STUDY MATERIAL Start Marker
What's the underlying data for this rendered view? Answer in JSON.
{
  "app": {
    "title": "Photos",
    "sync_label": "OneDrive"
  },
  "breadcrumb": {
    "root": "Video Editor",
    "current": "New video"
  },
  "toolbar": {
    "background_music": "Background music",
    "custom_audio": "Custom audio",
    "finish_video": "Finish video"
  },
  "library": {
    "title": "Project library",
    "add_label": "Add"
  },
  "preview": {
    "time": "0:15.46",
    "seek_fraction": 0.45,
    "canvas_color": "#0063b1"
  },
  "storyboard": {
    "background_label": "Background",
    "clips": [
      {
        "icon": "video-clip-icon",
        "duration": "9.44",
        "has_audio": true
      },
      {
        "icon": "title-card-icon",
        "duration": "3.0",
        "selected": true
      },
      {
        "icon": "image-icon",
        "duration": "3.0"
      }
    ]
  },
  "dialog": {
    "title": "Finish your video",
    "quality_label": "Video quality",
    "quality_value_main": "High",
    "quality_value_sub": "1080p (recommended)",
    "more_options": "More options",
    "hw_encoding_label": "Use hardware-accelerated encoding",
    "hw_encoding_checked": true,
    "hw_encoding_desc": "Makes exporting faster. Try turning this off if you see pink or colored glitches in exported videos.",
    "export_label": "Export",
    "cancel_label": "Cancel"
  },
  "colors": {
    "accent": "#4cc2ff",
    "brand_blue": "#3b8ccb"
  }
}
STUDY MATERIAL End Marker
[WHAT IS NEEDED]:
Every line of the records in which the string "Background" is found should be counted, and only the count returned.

[OUTPUT]:
2